There was a quiet milestone made in October that American consumers are enjoying today. For the first time since 1997, more oil was pumped out from under U.S. soil than was brought in from overseas sources. This has been hailed as a triumph of American technology, ingenuity and engineering. New methods to find and coax oil and natural gas from American bedrock have led to a spike in U.S. energy production.
American producers are pumping 40 percent more oil domestically now compared to the summer of 2011. During that same time period, foreign oil imports into the U.S. have fallen by 18 percent. Prices at the pump, meantime, have fallen 12 percent. As we enter the new week, drivers are paying an average of $3.20 per gallon of gasoline. That’s close to a three-year low.
There are plenty of influences in what we pay at the pump: crude oil prices, the unemployment rate, the U.S. dollar and global politics. Each Wednesday, the U.S. Energy Information Administration releases a trove of data on energy production and prices. Watching this data will help make clear if this shift in energy supply influence will continue.

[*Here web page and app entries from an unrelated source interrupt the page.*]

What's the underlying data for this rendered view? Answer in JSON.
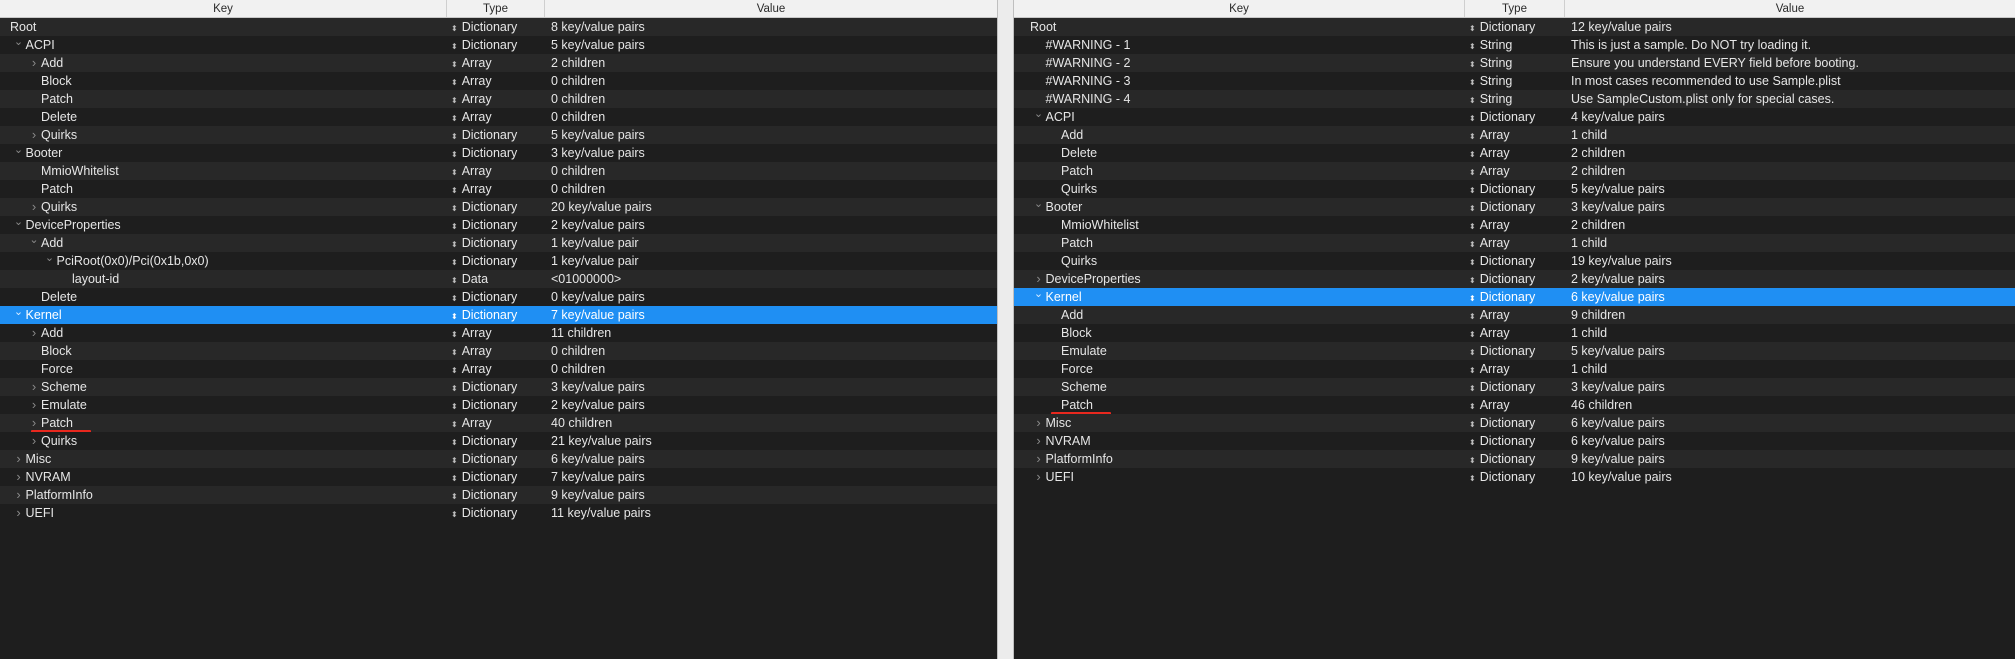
{
  "headers": {
    "key": "Key",
    "type": "Type",
    "value": "Value"
  },
  "left": {
    "rows": [
      {
        "key": "Root",
        "type": "Dictionary",
        "value": "8 key/value pairs",
        "depth": 0,
        "expander": "none"
      },
      {
        "key": "ACPI",
        "type": "Dictionary",
        "value": "5 key/value pairs",
        "depth": 1,
        "expander": "open"
      },
      {
        "key": "Add",
        "type": "Array",
        "value": "2 children",
        "depth": 2,
        "expander": "closed"
      },
      {
        "key": "Block",
        "type": "Array",
        "value": "0 children",
        "depth": 2,
        "expander": "none"
      },
      {
        "key": "Patch",
        "type": "Array",
        "value": "0 children",
        "depth": 2,
        "expander": "none"
      },
      {
        "key": "Delete",
        "type": "Array",
        "value": "0 children",
        "depth": 2,
        "expander": "none"
      },
      {
        "key": "Quirks",
        "type": "Dictionary",
        "value": "5 key/value pairs",
        "depth": 2,
        "expander": "closed"
      },
      {
        "key": "Booter",
        "type": "Dictionary",
        "value": "3 key/value pairs",
        "depth": 1,
        "expander": "open"
      },
      {
        "key": "MmioWhitelist",
        "type": "Array",
        "value": "0 children",
        "depth": 2,
        "expander": "none"
      },
      {
        "key": "Patch",
        "type": "Array",
        "value": "0 children",
        "depth": 2,
        "expander": "none"
      },
      {
        "key": "Quirks",
        "type": "Dictionary",
        "value": "20 key/value pairs",
        "depth": 2,
        "expander": "closed"
      },
      {
        "key": "DeviceProperties",
        "type": "Dictionary",
        "value": "2 key/value pairs",
        "depth": 1,
        "expander": "open"
      },
      {
        "key": "Add",
        "type": "Dictionary",
        "value": "1 key/value pair",
        "depth": 2,
        "expander": "open"
      },
      {
        "key": "PciRoot(0x0)/Pci(0x1b,0x0)",
        "type": "Dictionary",
        "value": "1 key/value pair",
        "depth": 3,
        "expander": "open"
      },
      {
        "key": "layout-id",
        "type": "Data",
        "value": "<01000000>",
        "depth": 4,
        "expander": "none"
      },
      {
        "key": "Delete",
        "type": "Dictionary",
        "value": "0 key/value pairs",
        "depth": 2,
        "expander": "none"
      },
      {
        "key": "Kernel",
        "type": "Dictionary",
        "value": "7 key/value pairs",
        "depth": 1,
        "expander": "open",
        "selected": true
      },
      {
        "key": "Add",
        "type": "Array",
        "value": "11 children",
        "depth": 2,
        "expander": "closed"
      },
      {
        "key": "Block",
        "type": "Array",
        "value": "0 children",
        "depth": 2,
        "expander": "none"
      },
      {
        "key": "Force",
        "type": "Array",
        "value": "0 children",
        "depth": 2,
        "expander": "none"
      },
      {
        "key": "Scheme",
        "type": "Dictionary",
        "value": "3 key/value pairs",
        "depth": 2,
        "expander": "closed"
      },
      {
        "key": "Emulate",
        "type": "Dictionary",
        "value": "2 key/value pairs",
        "depth": 2,
        "expander": "closed"
      },
      {
        "key": "Patch",
        "type": "Array",
        "value": "40 children",
        "depth": 2,
        "expander": "closed",
        "underline": true
      },
      {
        "key": "Quirks",
        "type": "Dictionary",
        "value": "21 key/value pairs",
        "depth": 2,
        "expander": "closed"
      },
      {
        "key": "Misc",
        "type": "Dictionary",
        "value": "6 key/value pairs",
        "depth": 1,
        "expander": "closed"
      },
      {
        "key": "NVRAM",
        "type": "Dictionary",
        "value": "7 key/value pairs",
        "depth": 1,
        "expander": "closed"
      },
      {
        "key": "PlatformInfo",
        "type": "Dictionary",
        "value": "9 key/value pairs",
        "depth": 1,
        "expander": "closed"
      },
      {
        "key": "UEFI",
        "type": "Dictionary",
        "value": "11 key/value pairs",
        "depth": 1,
        "expander": "closed"
      }
    ]
  },
  "right": {
    "rows": [
      {
        "key": "Root",
        "type": "Dictionary",
        "value": "12 key/value pairs",
        "depth": 0,
        "expander": "none"
      },
      {
        "key": "#WARNING - 1",
        "type": "String",
        "value": "This is just a sample. Do NOT try loading it.",
        "depth": 1,
        "expander": "none"
      },
      {
        "key": "#WARNING - 2",
        "type": "String",
        "value": "Ensure you understand EVERY field before booting.",
        "depth": 1,
        "expander": "none"
      },
      {
        "key": "#WARNING - 3",
        "type": "String",
        "value": "In most cases recommended to use Sample.plist",
        "depth": 1,
        "expander": "none"
      },
      {
        "key": "#WARNING - 4",
        "type": "String",
        "value": "Use SampleCustom.plist only for special cases.",
        "depth": 1,
        "expander": "none"
      },
      {
        "key": "ACPI",
        "type": "Dictionary",
        "value": "4 key/value pairs",
        "depth": 1,
        "expander": "open"
      },
      {
        "key": "Add",
        "type": "Array",
        "value": "1 child",
        "depth": 2,
        "expander": "none"
      },
      {
        "key": "Delete",
        "type": "Array",
        "value": "2 children",
        "depth": 2,
        "expander": "none"
      },
      {
        "key": "Patch",
        "type": "Array",
        "value": "2 children",
        "depth": 2,
        "expander": "none"
      },
      {
        "key": "Quirks",
        "type": "Dictionary",
        "value": "5 key/value pairs",
        "depth": 2,
        "expander": "none"
      },
      {
        "key": "Booter",
        "type": "Dictionary",
        "value": "3 key/value pairs",
        "depth": 1,
        "expander": "open"
      },
      {
        "key": "MmioWhitelist",
        "type": "Array",
        "value": "2 children",
        "depth": 2,
        "expander": "none"
      },
      {
        "key": "Patch",
        "type": "Array",
        "value": "1 child",
        "depth": 2,
        "expander": "none"
      },
      {
        "key": "Quirks",
        "type": "Dictionary",
        "value": "19 key/value pairs",
        "depth": 2,
        "expander": "none"
      },
      {
        "key": "DeviceProperties",
        "type": "Dictionary",
        "value": "2 key/value pairs",
        "depth": 1,
        "expander": "closed"
      },
      {
        "key": "Kernel",
        "type": "Dictionary",
        "value": "6 key/value pairs",
        "depth": 1,
        "expander": "open",
        "selected": true
      },
      {
        "key": "Add",
        "type": "Array",
        "value": "9 children",
        "depth": 2,
        "expander": "none"
      },
      {
        "key": "Block",
        "type": "Array",
        "value": "1 child",
        "depth": 2,
        "expander": "none"
      },
      {
        "key": "Emulate",
        "type": "Dictionary",
        "value": "5 key/value pairs",
        "depth": 2,
        "expander": "none"
      },
      {
        "key": "Force",
        "type": "Array",
        "value": "1 child",
        "depth": 2,
        "expander": "none"
      },
      {
        "key": "Scheme",
        "type": "Dictionary",
        "value": "3 key/value pairs",
        "depth": 2,
        "expander": "none"
      },
      {
        "key": "Patch",
        "type": "Array",
        "value": "46 children",
        "depth": 2,
        "expander": "none",
        "underline": true
      },
      {
        "key": "Misc",
        "type": "Dictionary",
        "value": "6 key/value pairs",
        "depth": 1,
        "expander": "closed"
      },
      {
        "key": "NVRAM",
        "type": "Dictionary",
        "value": "6 key/value pairs",
        "depth": 1,
        "expander": "closed"
      },
      {
        "key": "PlatformInfo",
        "type": "Dictionary",
        "value": "9 key/value pairs",
        "depth": 1,
        "expander": "closed"
      },
      {
        "key": "UEFI",
        "type": "Dictionary",
        "value": "10 key/value pairs",
        "depth": 1,
        "expander": "closed"
      }
    ]
  },
  "colors": {
    "selection": "#1f8ff3",
    "row_odd": "#282828",
    "row_even": "#1e1e1e",
    "annotation_underline": "#e8281e",
    "header_bg": "#f1f1f1"
  },
  "icons": {
    "expanded": "disclosure-down-icon",
    "collapsed": "disclosure-right-icon",
    "type_popup": "up-down-arrows-icon"
  }
}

While American drivers have not reaped all the financial rewards of the resurgence of American oil, lower pump prices have helped provide support to the economy. As income growth has been stagnant, higher oil production and lower energy prices wind up right in the pockets of consumers.